The business of pricing carbon

More companies worldwide are turning to internal carbon pricing as an effective tool to spur the transition to low-carbon technologies, and C2ES is helping organizations to explore this frontier through a new working group to share best practices.

By putting a price on the carbon pollution associated with business activity, companies can account for their operations’ climate impact and incentivize actions to achieve their emissions reduction goals. Pricing carbon also responds to stakeholder and investor calls for climate action and prepares businesses for future carbon pricing regulation.

According to CDP, more than 1,200 companies either currently price their carbon emissions, or plan to within the next two years. Meanwhile, more than 120 companies have joined the World Bank Carbon Pricing Leadership Coalition that brings together government, the private sector, and civil society to support effective carbon pricing systems and policies.

This movement isn’t restricted to developed economies. This month, Mahindra & Mahindra became the first Indian company to implement an internal carbon fee (US $10 per ton) to help achieve its goal of reducing greenhouse gas emissions 25 percent over the next three years.

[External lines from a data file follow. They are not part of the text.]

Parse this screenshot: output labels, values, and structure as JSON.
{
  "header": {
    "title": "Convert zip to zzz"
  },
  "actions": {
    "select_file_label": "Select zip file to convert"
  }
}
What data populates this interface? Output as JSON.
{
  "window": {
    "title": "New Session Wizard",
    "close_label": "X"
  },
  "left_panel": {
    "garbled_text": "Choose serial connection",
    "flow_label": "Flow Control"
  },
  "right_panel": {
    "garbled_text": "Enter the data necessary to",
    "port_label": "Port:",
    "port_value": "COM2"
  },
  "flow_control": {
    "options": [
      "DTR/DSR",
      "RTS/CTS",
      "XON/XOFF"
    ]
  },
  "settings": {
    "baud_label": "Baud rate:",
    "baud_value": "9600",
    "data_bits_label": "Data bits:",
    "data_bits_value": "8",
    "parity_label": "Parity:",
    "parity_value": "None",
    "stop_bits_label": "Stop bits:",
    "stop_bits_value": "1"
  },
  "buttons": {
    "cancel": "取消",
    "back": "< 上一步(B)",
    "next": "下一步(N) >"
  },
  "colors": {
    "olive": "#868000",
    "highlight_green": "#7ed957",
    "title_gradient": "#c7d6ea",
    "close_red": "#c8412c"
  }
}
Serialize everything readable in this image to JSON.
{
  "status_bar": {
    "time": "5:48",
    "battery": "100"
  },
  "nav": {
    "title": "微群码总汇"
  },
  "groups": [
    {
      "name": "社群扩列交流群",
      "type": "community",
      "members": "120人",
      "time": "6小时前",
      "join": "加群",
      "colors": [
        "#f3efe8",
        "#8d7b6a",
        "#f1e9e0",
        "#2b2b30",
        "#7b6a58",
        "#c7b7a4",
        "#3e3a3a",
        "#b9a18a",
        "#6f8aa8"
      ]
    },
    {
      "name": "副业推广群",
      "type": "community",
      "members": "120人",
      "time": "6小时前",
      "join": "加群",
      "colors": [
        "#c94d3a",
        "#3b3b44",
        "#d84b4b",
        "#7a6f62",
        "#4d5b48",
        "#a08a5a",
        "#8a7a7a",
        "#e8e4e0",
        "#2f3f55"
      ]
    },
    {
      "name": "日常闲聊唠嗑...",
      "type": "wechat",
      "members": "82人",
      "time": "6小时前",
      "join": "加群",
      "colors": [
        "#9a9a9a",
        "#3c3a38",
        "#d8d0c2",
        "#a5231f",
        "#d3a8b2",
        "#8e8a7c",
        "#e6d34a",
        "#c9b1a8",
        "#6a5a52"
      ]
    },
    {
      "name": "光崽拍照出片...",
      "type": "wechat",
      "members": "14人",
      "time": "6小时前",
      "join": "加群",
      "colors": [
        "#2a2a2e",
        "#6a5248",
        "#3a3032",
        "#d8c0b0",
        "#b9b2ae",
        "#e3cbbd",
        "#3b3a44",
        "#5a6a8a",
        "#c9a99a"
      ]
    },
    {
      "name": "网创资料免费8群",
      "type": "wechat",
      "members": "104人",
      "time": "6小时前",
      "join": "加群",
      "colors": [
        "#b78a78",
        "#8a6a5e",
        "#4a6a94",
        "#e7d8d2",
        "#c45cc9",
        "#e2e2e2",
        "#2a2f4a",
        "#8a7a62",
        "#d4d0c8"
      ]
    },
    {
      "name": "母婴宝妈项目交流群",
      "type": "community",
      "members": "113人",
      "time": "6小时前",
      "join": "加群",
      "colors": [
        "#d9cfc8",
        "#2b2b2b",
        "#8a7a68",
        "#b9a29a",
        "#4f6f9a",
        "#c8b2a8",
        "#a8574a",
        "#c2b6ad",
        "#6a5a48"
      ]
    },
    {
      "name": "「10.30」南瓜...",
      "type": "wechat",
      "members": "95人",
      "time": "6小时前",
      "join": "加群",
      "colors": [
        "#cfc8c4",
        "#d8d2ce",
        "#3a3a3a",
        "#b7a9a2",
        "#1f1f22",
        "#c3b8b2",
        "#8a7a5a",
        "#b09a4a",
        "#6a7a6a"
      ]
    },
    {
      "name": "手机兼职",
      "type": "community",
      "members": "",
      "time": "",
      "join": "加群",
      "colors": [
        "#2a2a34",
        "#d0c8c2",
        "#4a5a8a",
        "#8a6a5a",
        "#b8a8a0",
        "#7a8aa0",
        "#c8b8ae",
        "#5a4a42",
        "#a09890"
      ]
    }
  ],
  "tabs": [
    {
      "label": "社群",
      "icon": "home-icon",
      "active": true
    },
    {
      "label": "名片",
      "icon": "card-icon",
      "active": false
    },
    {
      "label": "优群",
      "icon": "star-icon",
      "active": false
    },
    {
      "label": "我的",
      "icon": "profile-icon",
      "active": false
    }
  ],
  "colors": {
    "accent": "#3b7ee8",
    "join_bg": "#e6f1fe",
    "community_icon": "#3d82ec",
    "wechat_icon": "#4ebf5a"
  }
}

There are a range of ways to implement an internal carbon pricing strategy. The most direct is an internal carbon fee, such as the one Microsoft uses in its pioneering program.

Microsoft, which pledged in 2012 to go carbon neutral, implemented an internal carbon price in 2013 to help reach its goal. Microsoft charges the fee on the company’s scope 1 (direct) and scope 2 (purchased electricity) emissions, including its global data centers, as well as a part of its scope 3 emissions (business air travel).

The fee has helped the company reduce its carbon dioxide equivalent (CO2e) emissions by 7.5 million tons, achieve $10 million in annual energy savings, and invest in 10 billion kilowatt hours of renewable energy as well as support carbon offset projects around the world.

TJ DiCaprio, Microsoft’s senior director of environmental sustainability, said the benefits of the internal carbon fee include:

  • It’s easier to target action. By quantifying the carbon emissions of different parts of the organization, it became clear where reductions were possible to meet the company’s carbon neutrality pledge.
  • It provides incentive to act. The fee for emissions is charged to each department’s budget. This motivates decision-makers to take meaningful action toward emissions reductions, find low-carbon alternatives, and invest in carbon-saving projects. Even simple steps, such as reducing airline travel, made a real difference in the final accounting.
  • It creates a dedicated funding source for action. The fees charged to departments are placed in a centralized fund that Microsoft uses for a variety of projects, from purchasing carbon offsets to investing in programs supporting e-waste recycling.

Among the key lessons for other companies from Microsoft’s experience:

  • Set clear objectives you would like your carbon pricing model to meet.
  • Align your carbon pricing model to support those objectives.
  • Anchor the carbon price across all business units to drive accountability, employee engagement, and a cultural and behavioral change.

While an internal carbon fee prices carbon pollution directly, companies are also using indirect strategies, such as shadow pricing and implicit pricing.

Shadow pricing—a more common approach—is used by companies including BHP Billiton, Duke Energy, EMC, Google, NRG and Shell, as a risk assessment tool. It is the hypothetical or assumed cost of carbon emissions used to evaluate large investment decisions and profitability of projects in light of government regulation and/or the impacts of climate change. Compared to the more direct approach that companies such as Microsoft are taking, however, shadow pricing is not actually reflected in a company or division’s profit and loss statement, thus it may not have the same incentivizing effect.

Implicit pricing, another form that is used by companies including Unilever and Novo Nordisk, is simply a price calculated based on how much a company spends to reduce its greenhouse gas emissions, including the cost of complying with regulations. Here, the price reflects actions taken, rather than being a charge that drives change. Recognizing how much a company spends to meet its internal greenhouse gas targets and/or regulatory requirements can encourage greater action. Some companies, for example, employ an implicit pricing strategy as the first step before establishing a direct carbon fee.  

Internal carbon pricing is a relatively new tool that can play a critical role in helping companies achieve aggressive greenhouse gas reductions. Through our Business Environmental Leadership Council, C2ES is engaging companies on internal carbon pricing strategies.  Please contact us if your company would like to learn more about internal carbon pricing as a business strategy.

For more information on the C2ES Working Group on Internal Carbon Pricing, contact C2ES Policy and Business Fellow Manjyot Bhan.

(Contributing: Ryan McCoy)